And yet, we cannot ignore the importance of cooperatives in mobilizing resources and promoting growth. Rural credit cooperatives alone have a deposit base of Rs.77,000 crore, and their total resources are nearly Rs.150,000 crore. The 2000 urban cooperative banks have a deposit base of over Rs.70,000 crore. Dairy cooperatives influence the lives of tens of millions in rural India. Sugar factories and other processing units in cooperative sector have a dominant role in these sectors. The gross capital formation in agriculture is stagnant at 1.5% of GDP, and public capital is actually declining at fixed prices. Obviously we need more capital infusion in villages if we have to promote productivity, growth, value addition and employment. Cooperatives are the answer. But a thorough overhauling of the structure is needed if we are to replicate the success of a few good cooperatives.
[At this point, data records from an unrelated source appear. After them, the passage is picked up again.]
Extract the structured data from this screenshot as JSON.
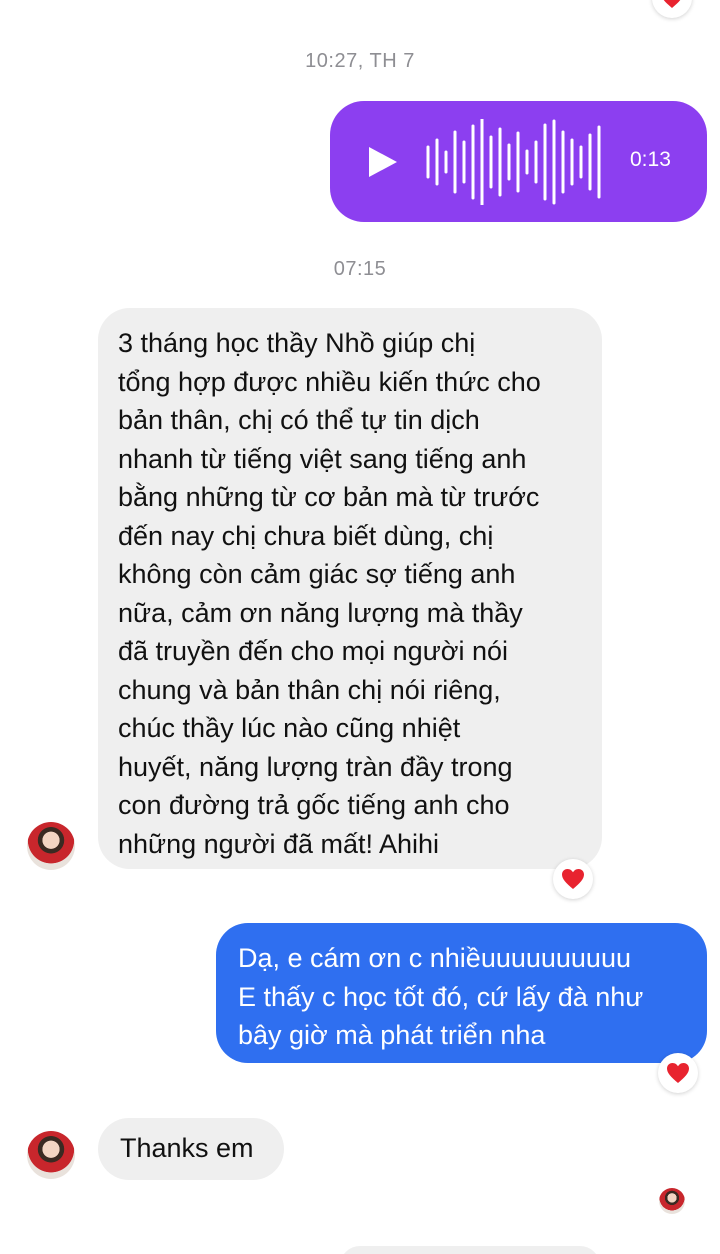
{
  "conversation": {
    "timestamp_1": "10:27, TH 7",
    "voice_message": {
      "duration": "0:13",
      "play_icon": "play-icon",
      "waveform_icon": "waveform-icon",
      "background": "#8c3ff0"
    },
    "timestamp_2": "07:15",
    "incoming_message_1": {
      "lines": [
        "3 tháng học thầy Nhồ giúp chị",
        "tổng hợp được nhiều kiến thức cho",
        "bản thân, chị có thể tự tin dịch",
        "nhanh từ tiếng việt sang tiếng anh",
        "bằng những từ cơ bản mà từ trước",
        "đến nay chị chưa biết dùng, chị",
        "không còn cảm giác sợ tiếng anh",
        "nữa, cảm ơn năng lượng mà thầy",
        "đã truyền đến cho mọi người nói",
        "chung và bản thân chị nói riêng,",
        "chúc thầy lúc nào cũng nhiệt",
        "huyết, năng lượng tràn đầy trong",
        "con đường trả gốc tiếng anh cho",
        "những người đã mất! Ahihi"
      ],
      "reaction": "heart-icon"
    },
    "outgoing_message_1": {
      "lines": [
        "Dạ, e cám ơn c nhiềuuuuuuuuuu",
        "E thấy c học tốt đó, cứ lấy đà như",
        "bây giờ mà phát triển nha"
      ],
      "reaction": "heart-icon",
      "background": "#2f6ff0"
    },
    "incoming_message_2": {
      "text": "Thanks em"
    },
    "colors": {
      "incoming_bubble": "#efefef",
      "timestamp": "#8e8e93",
      "heart": "#e8232f"
    }
  }
}
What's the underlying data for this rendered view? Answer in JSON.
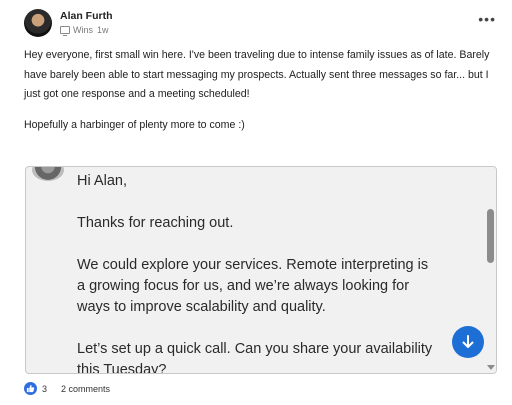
{
  "post": {
    "author": "Alan Furth",
    "category": "Wins",
    "time": "1w",
    "more_icon": "more-dots-icon",
    "body": [
      "Hey everyone, first small win here. I've been traveling due to intense family issues as of late. Barely have barely been able to start messaging my prospects. Actually sent three messages so far... but I just got one response and a meeting scheduled!",
      "Hopefully a harbinger of plenty more to come :)"
    ]
  },
  "attachment": {
    "greeting": "Hi Alan,",
    "line1": "Thanks for reaching out.",
    "line2": "We could explore your services. Remote interpreting is a growing focus for us, and we’re always looking for ways to improve scalability and quality.",
    "line3": "Let’s set up a quick call. Can you share your availability this Tuesday?",
    "scroll_icon": "arrow-down-icon"
  },
  "footer": {
    "likes": "3",
    "comments": "2 comments",
    "like_icon": "thumbs-up-icon"
  },
  "colors": {
    "accent": "#1d6fd6",
    "like": "#2f6de1"
  }
}
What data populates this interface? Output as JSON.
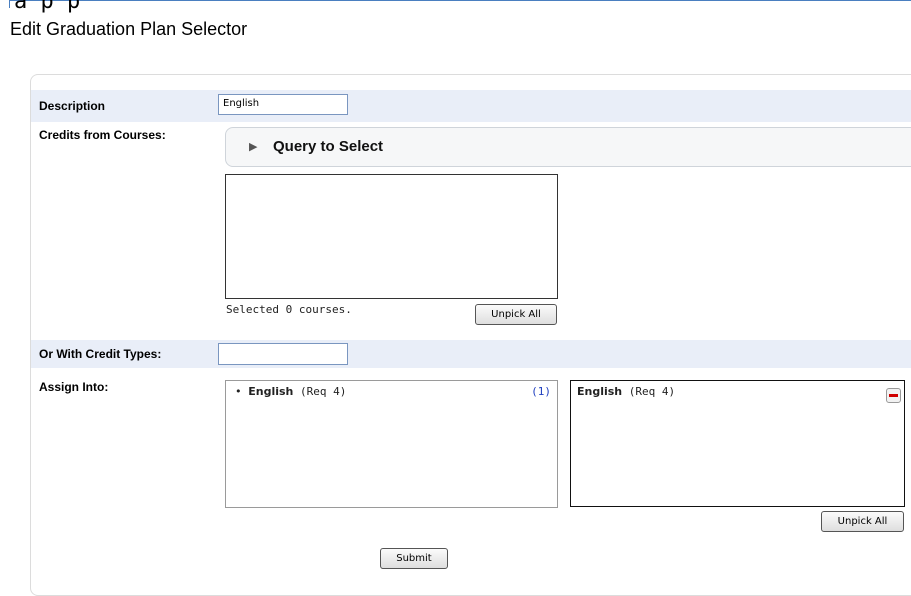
{
  "top_glyph": "a p p",
  "page_title": "Edit Graduation Plan Selector",
  "form": {
    "description_label": "Description",
    "description_value": "English",
    "credits_label": "Credits from Courses:",
    "query_title": "Query to Select",
    "selected_count_text": "Selected 0 courses.",
    "unpick_all_label": "Unpick All",
    "credit_types_label": "Or With Credit Types:",
    "credit_types_value": "",
    "assign_label": "Assign Into:",
    "assign_available": {
      "name": "English",
      "req": "(Req 4)",
      "count": "(1)",
      "bullet": "•"
    },
    "assign_selected": {
      "name": "English",
      "req": "(Req 4)"
    },
    "unpick_all_label_2": "Unpick All",
    "submit_label": "Submit"
  },
  "colors": {
    "row_highlight": "#e9eef8",
    "count_link": "#1f3fbf",
    "remove_icon": "#d00000"
  },
  "icons": {
    "expand": "triangle-right-icon",
    "remove": "minus-icon"
  }
}
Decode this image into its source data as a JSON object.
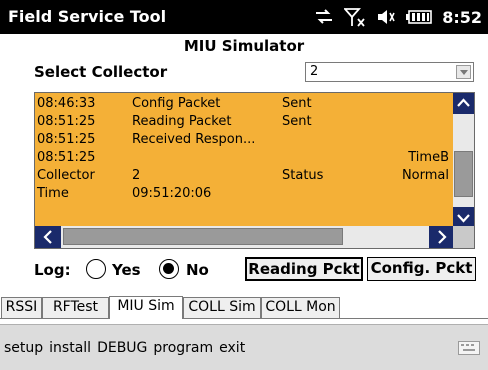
{
  "window": {
    "app_title": "Field Service Tool",
    "clock": "8:52",
    "status_icons": [
      "connectivity-icon",
      "no-signal-icon",
      "speaker-icon",
      "battery-icon"
    ]
  },
  "screen": {
    "title": "MIU Simulator",
    "collector": {
      "label": "Select Collector",
      "selected": "2"
    }
  },
  "log": {
    "rows": [
      {
        "c1": "08:46:33",
        "c2": "Config Packet",
        "c3": "Sent",
        "c4": ""
      },
      {
        "c1": "08:51:25",
        "c2": "Reading Packet",
        "c3": "Sent",
        "c4": ""
      },
      {
        "c1": "08:51:25",
        "c2": "Received Respon...",
        "c3": "",
        "c4": ""
      },
      {
        "c1": "08:51:25",
        "c2": "",
        "c3": "",
        "c4": "TimeB"
      },
      {
        "c1": "Collector",
        "c2": "2",
        "c3": "Status",
        "c4": "Normal"
      },
      {
        "c1": "Time",
        "c2": "09:51:20:06",
        "c3": "",
        "c4": ""
      }
    ]
  },
  "controls": {
    "log_label": "Log:",
    "yes_label": "Yes",
    "no_label": "No",
    "log_selected": "No",
    "reading_button": "Reading Pckt",
    "config_button": "Config. Pckt"
  },
  "tabs": [
    {
      "label": "RSSI",
      "active": false
    },
    {
      "label": "RFTest",
      "active": false
    },
    {
      "label": "MIU Sim",
      "active": true
    },
    {
      "label": "COLL Sim",
      "active": false
    },
    {
      "label": "COLL Mon",
      "active": false
    }
  ],
  "menu": {
    "items": [
      "setup",
      "install",
      "DEBUG",
      "program",
      "exit"
    ]
  },
  "colors": {
    "log_background": "#f4b037",
    "scroll_button": "#1a2a6b",
    "title_bar": "#000000"
  }
}
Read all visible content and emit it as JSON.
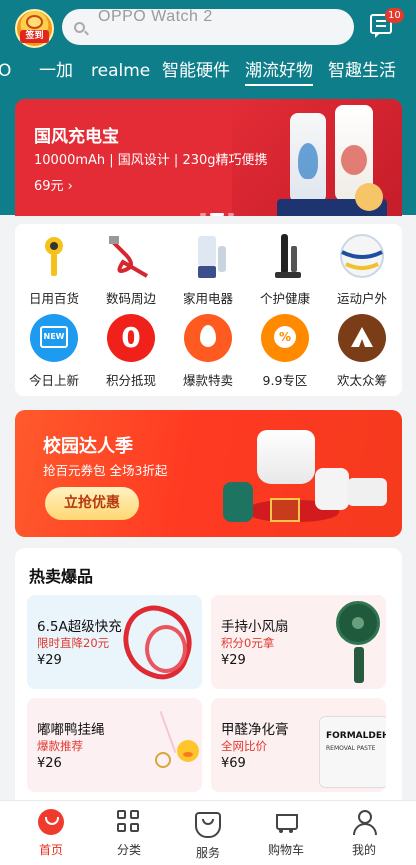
{
  "header": {
    "checkin_label": "签到",
    "search_placeholder": "OPPO Watch 2",
    "message_badge": "10",
    "tabs": [
      {
        "label": "O"
      },
      {
        "label": "一加"
      },
      {
        "label": "realme"
      },
      {
        "label": "智能硬件"
      },
      {
        "label": "潮流好物"
      },
      {
        "label": "智趣生活"
      }
    ],
    "active_tab": "潮流好物"
  },
  "hero": {
    "title": "国风充电宝",
    "subtitle": "10000mAh | 国风设计 | 230g精巧便携",
    "price": "69元 ›"
  },
  "categories": [
    {
      "label": "日用百货",
      "icon": "handheld-fan-icon"
    },
    {
      "label": "数码周边",
      "icon": "cable-icon"
    },
    {
      "label": "家用电器",
      "icon": "blender-icon"
    },
    {
      "label": "个护健康",
      "icon": "toothbrush-icon"
    },
    {
      "label": "运动户外",
      "icon": "volleyball-icon"
    },
    {
      "label": "今日上新",
      "icon": "new-icon"
    },
    {
      "label": "积分抵现",
      "icon": "zero-icon"
    },
    {
      "label": "爆款特卖",
      "icon": "fire-icon"
    },
    {
      "label": "9.9专区",
      "icon": "percent-icon"
    },
    {
      "label": "欢太众筹",
      "icon": "tent-icon"
    }
  ],
  "campus": {
    "title": "校园达人季",
    "subtitle": "抢百元券包 全场3折起",
    "button": "立抢优惠"
  },
  "hot": {
    "title": "热卖爆品",
    "products": [
      {
        "name": "6.5A超级快充",
        "tag": "限时直降20元",
        "price": "¥29"
      },
      {
        "name": "手持小风扇",
        "tag": "积分0元拿",
        "price": "¥29"
      },
      {
        "name": "嘟嘟鸭挂绳",
        "tag": "爆款推荐",
        "price": "¥26"
      },
      {
        "name": "甲醛净化膏",
        "tag": "全网比价",
        "price": "¥69",
        "jar_text": "FORMALDEHYDE",
        "jar_sub": "REMOVAL PASTE"
      }
    ]
  },
  "nav": {
    "items": [
      {
        "label": "首页"
      },
      {
        "label": "分类"
      },
      {
        "label": "服务"
      },
      {
        "label": "购物车"
      },
      {
        "label": "我的"
      }
    ],
    "active": "首页"
  },
  "colors": {
    "header_teal": "#0e7f8a",
    "accent_red": "#e6301f",
    "hero_red": "#e32c36"
  }
}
First, government should keep its hands off the cooperatives. Except registration and a few minimal functions, the bureaucrats should have no role. Member-control should be enforced. But that means only legitimate stake-holders should have a role. The large spurious membership should be disenfranchised. Only those who avail services above a threshold, and those who deposit a minimum amount should have voting rights. Defaulters should be disenfranchised. Byelaws, elections, policies and management should all be decided by the cooperative. Elections should be ideally staggered, so that a third or half the members retire every year or two. The 1995 cooperative law in AP, which is emulated by Bihar, J&K, MP, Chattisgarh, Jarkhand and Karnataka since then, should serve as a model. Equally, the federal control in credit cooperatives must give way to member control.
But credit institutions are on a different footing, and require to be firmly regulated by RBI /NABARD. Right now the central bank control is very tenuous. Knee-jerk responses when scams take place or after banks fail is no substitute to effective regulation. Credit societies should primarily depend on thrift from members, and lending should not exceed 3 or 4 times the thrift of a member. Also in credit cooperatives, the members should elect only half the members of the board, and the other half should be experts and depositors' representatives. A few members with minimal stakes cannot be allowed to control huge deposits of others.
One-time financial package to rehabilitate weak cooperative banks should be implemented, subject to specific milestones including a liberal cooperative law, better recovery, and improved management. Where such conditions are not met, swift liquidation is the answer. New, genuine cooperatives will spring up in no time if only an enabling law is in place. Finally, at least a few corrupt managers who swindled funds and cheated depositors should be jailed for long terms. Nick Leeson, whose mischief caused the collapse of Bearings Bank, was swiftly arrested, tried, and sentenced to 8 years, and has been released only recently. Is it too much to ask for exemplary prison terms to a few rogues who misappropriated from thousands of people?